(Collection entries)
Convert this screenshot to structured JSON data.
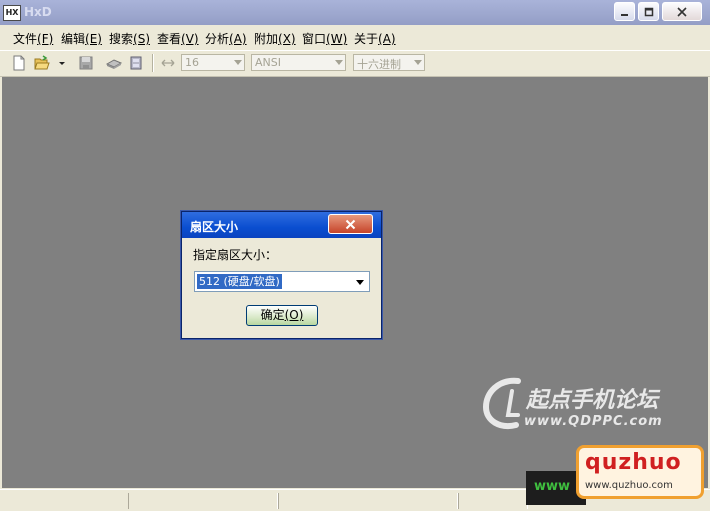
{
  "window": {
    "title": "HxD"
  },
  "caption_buttons": {
    "minimize": "minimize",
    "maximize": "maximize",
    "close": "close"
  },
  "menu": {
    "items": [
      {
        "label": "文件",
        "key": "(F)"
      },
      {
        "label": "编辑",
        "key": "(E)"
      },
      {
        "label": "搜索",
        "key": "(S)"
      },
      {
        "label": "查看",
        "key": "(V)"
      },
      {
        "label": "分析",
        "key": "(A)"
      },
      {
        "label": "附加",
        "key": "(X)"
      },
      {
        "label": "窗口",
        "key": "(W)"
      },
      {
        "label": "关于",
        "key": "(A)"
      }
    ]
  },
  "toolbar": {
    "bytes_per_row": "16",
    "charset": "ANSI",
    "offset_base": "十六进制"
  },
  "dialog": {
    "title": "扇区大小",
    "label": "指定扇区大小：",
    "selected_option": "512 (硬盘/软盘)",
    "ok_label": "确定",
    "ok_key": "(O)"
  },
  "watermarks": {
    "qdppc_name": "起点手机论坛",
    "qdppc_url": "www.QDPPC.com",
    "quzhuo_name": "quzhuo",
    "quzhuo_url": "www.quzhuo.com",
    "quzhuo_prefix": "www"
  },
  "colors": {
    "workspace": "#808080",
    "dialog_title": "#0a4ed0",
    "selection": "#316ac5"
  }
}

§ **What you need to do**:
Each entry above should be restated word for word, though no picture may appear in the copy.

§ **Output of the exercise**:
Convert this screenshot to structured JSON data.
{
  "window": {
    "title": "HxD"
  },
  "caption_buttons": {
    "minimize": "minimize",
    "maximize": "maximize",
    "close": "close"
  },
  "menu": {
    "items": [
      {
        "label": "文件",
        "key": "(F)"
      },
      {
        "label": "编辑",
        "key": "(E)"
      },
      {
        "label": "搜索",
        "key": "(S)"
      },
      {
        "label": "查看",
        "key": "(V)"
      },
      {
        "label": "分析",
        "key": "(A)"
      },
      {
        "label": "附加",
        "key": "(X)"
      },
      {
        "label": "窗口",
        "key": "(W)"
      },
      {
        "label": "关于",
        "key": "(A)"
      }
    ]
  },
  "toolbar": {
    "bytes_per_row": "16",
    "charset": "ANSI",
    "offset_base": "十六进制"
  },
  "dialog": {
    "title": "扇区大小",
    "label": "指定扇区大小：",
    "selected_option": "512 (硬盘/软盘)",
    "ok_label": "确定",
    "ok_key": "(O)"
  },
  "watermarks": {
    "qdppc_name": "起点手机论坛",
    "qdppc_url": "www.QDPPC.com",
    "quzhuo_name": "quzhuo",
    "quzhuo_url": "www.quzhuo.com",
    "quzhuo_prefix": "www"
  },
  "colors": {
    "workspace": "#808080",
    "dialog_title": "#0a4ed0",
    "selection": "#316ac5"
  }
}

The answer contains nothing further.